Cholesterol or Inflammation?
I wanted to share this study with my blog readers that I had found and shared a bit of on Twitter a little while ago. This has been prompted by ongoing discussions there and elsewhere on social media regarding blood lipids. By "cholesterol" I am of course using the general term that in today's terms refers mostly to the low density lipoproteins or LDL.
A Simple Test to Help Predict Risk of Heart Attack and Stroke
This is not so much a study as a communication. It is also on the "Cardiology Patient Page" of the journal Circulation, and as such quite readable. I'd suggest any and all interested do so as I don't really have the time to go in depth into the entire thing.
A key issue with the Jimmy Moore/Eric Westman book Cholesterol Clarity, that has been exhumed once again by Nina Teicholz, and even a Peter Attia appearance on the Dr. Oz show, is the Ronald Krauss driven idea that LDL-C doesn't matter, it's the particle size. Over the years I've heard "large fluffy" LDL described as anything from not-as-bad (Krauss' current descriptive) to protective, where the latter designation is clearly erroneous. It is fairly widely accepted that particle number is an important predictor, and the issue of particle size comes in when you have normal concentration carried by a large number of particles (bad) vs. slightly high concentration but carried by a small number of large particles (not so bad). Thomas Dayspring and others have made it clear that when your cholesterol is very high, size doesn't matter and all the fancy testing is unnecessary -- you are at higher risk. I discussed this here: When Size Matters (and when it doesn't) .
Here's the pretty famous image demonstrating this. Note that Low vs. High designations are for below or above the median, and sadly many insisting that LDL is entirely meaningless often fall quite well above the median -- like up in the 90-some percentiles!
Another buzzword that has taken hold in the IHC is inflammation. What is inflammation? Is it a physical manifestation, or is it some markers that have been designated under what has become a rather broad term? It is a common mantra these days to dismiss all potential bad-news-LDL on the basis of "I have no inflammation so it won't rupture". I'm can't help but think of Dreamfields pasta and all the low carbers who would consume it when the manufacturer told them it had carbs in it, they were just "protected". Consumers were given specific cooking instructions (hope you like your pasta al dente!) and to cook only what you planned to eat right then. Reheating is out of the question. I don't know about you, but I'd rather not eat the carbs in the first place than worry over whether they would be released in my digestive tract, and I pretty much feel the same way about atherosclerotic plaques. No, that the Masai had them and didn't have high incidence of heart attacks is of no relevance here ... unless you are a Masai living the warrior lifestyle.
The gold-standard measure of inflammation at the current time is C-reactive protein or CRP for short. In some studies CRP is improved with low carb, in others, like the one blogged on here, it is increased.

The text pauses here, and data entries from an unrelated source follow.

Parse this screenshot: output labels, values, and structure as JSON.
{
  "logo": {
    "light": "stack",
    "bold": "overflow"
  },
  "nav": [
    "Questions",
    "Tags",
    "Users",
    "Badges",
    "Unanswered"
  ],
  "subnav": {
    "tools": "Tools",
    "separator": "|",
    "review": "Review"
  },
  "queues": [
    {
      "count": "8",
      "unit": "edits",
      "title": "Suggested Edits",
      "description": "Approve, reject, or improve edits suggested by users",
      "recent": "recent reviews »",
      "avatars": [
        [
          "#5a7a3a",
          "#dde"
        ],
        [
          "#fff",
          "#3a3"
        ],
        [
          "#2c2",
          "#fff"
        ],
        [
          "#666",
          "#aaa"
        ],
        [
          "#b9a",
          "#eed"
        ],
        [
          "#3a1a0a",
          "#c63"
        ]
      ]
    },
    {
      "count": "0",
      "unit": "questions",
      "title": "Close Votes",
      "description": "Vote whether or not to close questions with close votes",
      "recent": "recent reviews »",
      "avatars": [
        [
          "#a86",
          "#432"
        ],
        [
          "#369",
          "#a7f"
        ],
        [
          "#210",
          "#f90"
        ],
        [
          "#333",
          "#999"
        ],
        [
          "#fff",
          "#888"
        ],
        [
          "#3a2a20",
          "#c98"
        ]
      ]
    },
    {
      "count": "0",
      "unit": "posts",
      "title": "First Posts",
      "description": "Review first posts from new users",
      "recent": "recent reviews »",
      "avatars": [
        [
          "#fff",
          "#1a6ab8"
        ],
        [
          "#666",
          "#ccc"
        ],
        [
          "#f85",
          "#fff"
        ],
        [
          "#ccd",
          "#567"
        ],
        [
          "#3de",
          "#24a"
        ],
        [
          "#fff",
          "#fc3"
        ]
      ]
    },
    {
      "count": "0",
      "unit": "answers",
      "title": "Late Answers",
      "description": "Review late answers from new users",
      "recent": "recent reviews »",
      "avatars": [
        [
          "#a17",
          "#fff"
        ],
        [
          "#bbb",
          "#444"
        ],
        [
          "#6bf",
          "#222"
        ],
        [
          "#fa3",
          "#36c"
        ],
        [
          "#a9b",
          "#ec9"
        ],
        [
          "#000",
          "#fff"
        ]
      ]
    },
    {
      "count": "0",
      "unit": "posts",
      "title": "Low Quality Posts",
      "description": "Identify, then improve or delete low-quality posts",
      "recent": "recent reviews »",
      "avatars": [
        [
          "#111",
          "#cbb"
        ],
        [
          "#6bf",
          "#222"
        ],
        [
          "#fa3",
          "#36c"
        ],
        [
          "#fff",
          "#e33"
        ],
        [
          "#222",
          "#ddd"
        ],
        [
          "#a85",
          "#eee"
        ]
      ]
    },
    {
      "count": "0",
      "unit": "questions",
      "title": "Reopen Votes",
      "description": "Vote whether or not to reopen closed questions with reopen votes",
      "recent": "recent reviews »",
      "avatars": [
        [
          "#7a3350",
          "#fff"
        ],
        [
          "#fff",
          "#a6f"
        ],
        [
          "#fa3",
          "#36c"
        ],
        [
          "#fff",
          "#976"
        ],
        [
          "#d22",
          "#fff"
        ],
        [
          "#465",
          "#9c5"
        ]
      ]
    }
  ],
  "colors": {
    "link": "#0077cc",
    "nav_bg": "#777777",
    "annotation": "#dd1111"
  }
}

Still, there's a false sense of security being established out there by the advocates of low carb diets, that so long as CRP is low, everything is A-OK. Mind you, the best you'll get from an expert if you corner them is "well we really don't know" -- but this hasn't stopped folks like Jimmy Moore from making wild health claims regarding their stellar lipids (I can think of another term deriving from stars that is more appropriate). It is one thing if he, or you or anyone else wants to take a risk based on the evidence in hand. It is quite another to be making these claims and the words I'd use to describe this range from irresponsible to downright criminal. Always keep in mind that anyone can say pretty much anything in a book these days so long as they put a medical disclaimer in there. There is no filter, and even esteemed publishing houses see fit to publish anything without technical or factual review.
So, the paper:
Why Do I Need Both CRP and Cholesterol Measured?
Both cholesterol and CRP predict risk, but you cannot predict your CRP level on the basis of your cholesterol level (or vice versa). That is because each of these blood tests picks up a different component of the disease process. This independent and additive effect is demonstrated in Figure 1, which shows cardiovascular event-free survival for initially healthy individuals according to levels of both CRP and the so-called “bad cholesterol” or LDL cholesterol.
The article goes on to discuss how CRP is a better single predictor. Consider this, however. This is "at baseline", not from birth. So what this may well indicate is that the inflammation follows the buildup (and that makes common sense). In other words, those with high CRP at baseline were already in the early stages of disease manifestation so it is no wonder they were more likely to develop advanced disease. It would be very interesting to see such an analysis with particle numbers instead of just the LDL-C if such data is available.
But clearly, the Low CRP/High LDL are pretty close to the High CRP/Low LDL right there in the middle of the pack. This is "high" as in above the middle, not as in some of the familial hypercholesterolemia-like LDL levels some sport proudly. It is not a stretch to consider that such a line for those types might end somewhere in the lower quarter of this graph.
To me the bottom line is that we are in uncharted territory with the lipids produced on extreme diets -- and anything much over say 40-45% fat in content is pretty extreme for the vast, vast, vast majority of humans on the planet. I don't think it is scare mongering to point this out and caution my readers about the health advice being doled out in low carb circles.